◆ **Work task**
Pictures aside, write out the data exactly as it reads.
*** Records provided Section Begins ***
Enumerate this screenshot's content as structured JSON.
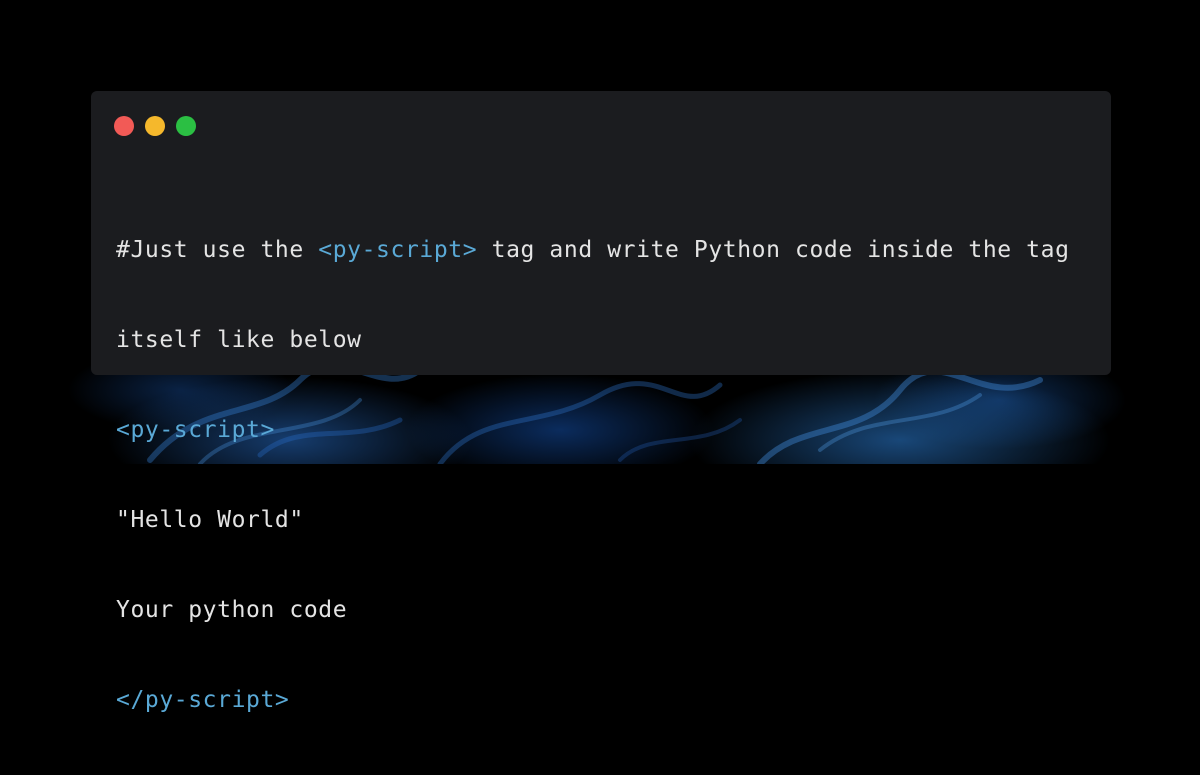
{
  "window": {
    "controls": [
      {
        "name": "close-button",
        "color": "#f25a56"
      },
      {
        "name": "minimize-button",
        "color": "#f5b82c"
      },
      {
        "name": "maximize-button",
        "color": "#2bbf43"
      }
    ]
  },
  "code": {
    "line1": {
      "before": "#Just use the ",
      "tag": "<py-script>",
      "after": " tag and write Python code inside the tag"
    },
    "line2": "itself like below",
    "line3": "<py-script>",
    "line4": "\"Hello World\"",
    "line5": "Your python code",
    "line6": "</py-script>"
  },
  "colors": {
    "window_bg": "#1b1c1f",
    "text": "#e4e4e4",
    "tag": "#5aa9d6"
  }
}
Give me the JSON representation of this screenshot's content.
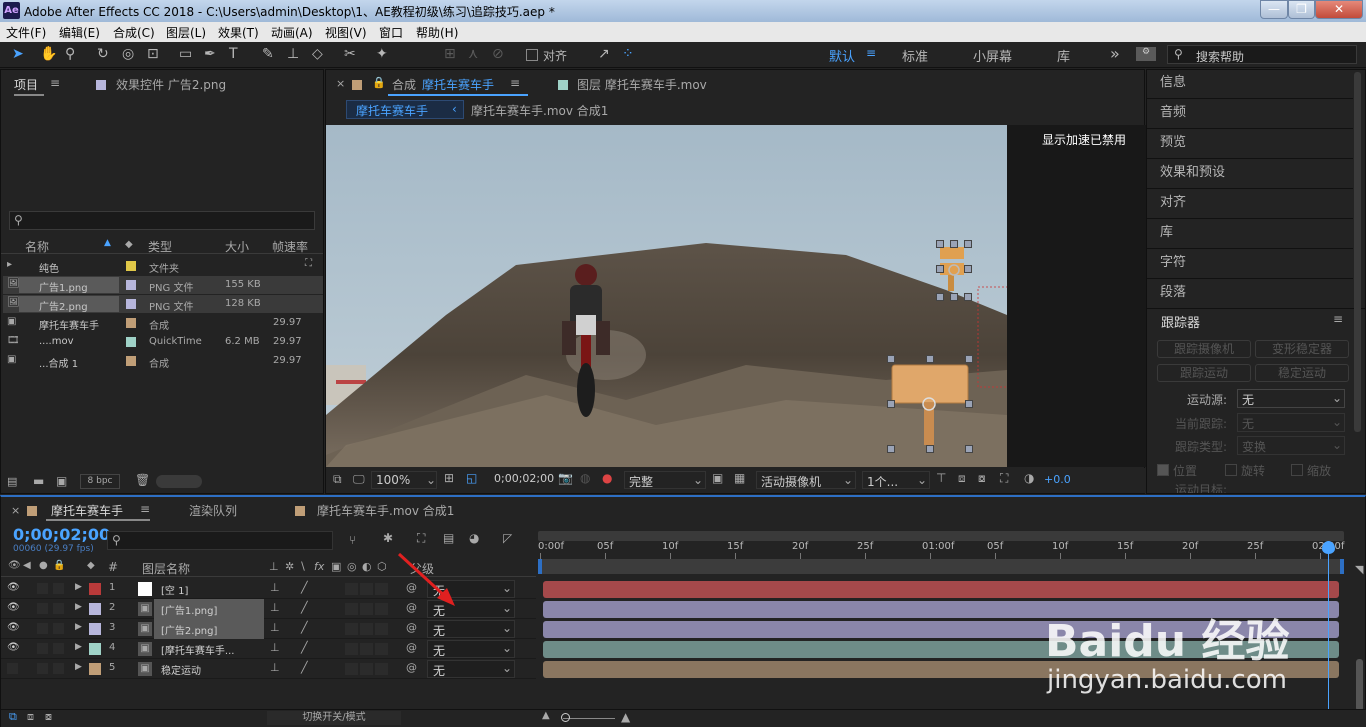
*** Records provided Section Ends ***
◆ **Response for this exercise**
Enumerate this screenshot's content as structured JSON.
{
  "window": {
    "controls": [
      {
        "name": "close-button",
        "color": "#f25a56"
      },
      {
        "name": "minimize-button",
        "color": "#f5b82c"
      },
      {
        "name": "maximize-button",
        "color": "#2bbf43"
      }
    ]
  },
  "code": {
    "line1": {
      "before": "#Just use the ",
      "tag": "<py-script>",
      "after": " tag and write Python code inside the tag"
    },
    "line2": "itself like below",
    "line3": "<py-script>",
    "line4": "\"Hello World\"",
    "line5": "Your python code",
    "line6": "</py-script>"
  },
  "colors": {
    "window_bg": "#1b1c1f",
    "text": "#e4e4e4",
    "tag": "#5aa9d6"
  }
}
Give me the JSON representation of this screenshot's content.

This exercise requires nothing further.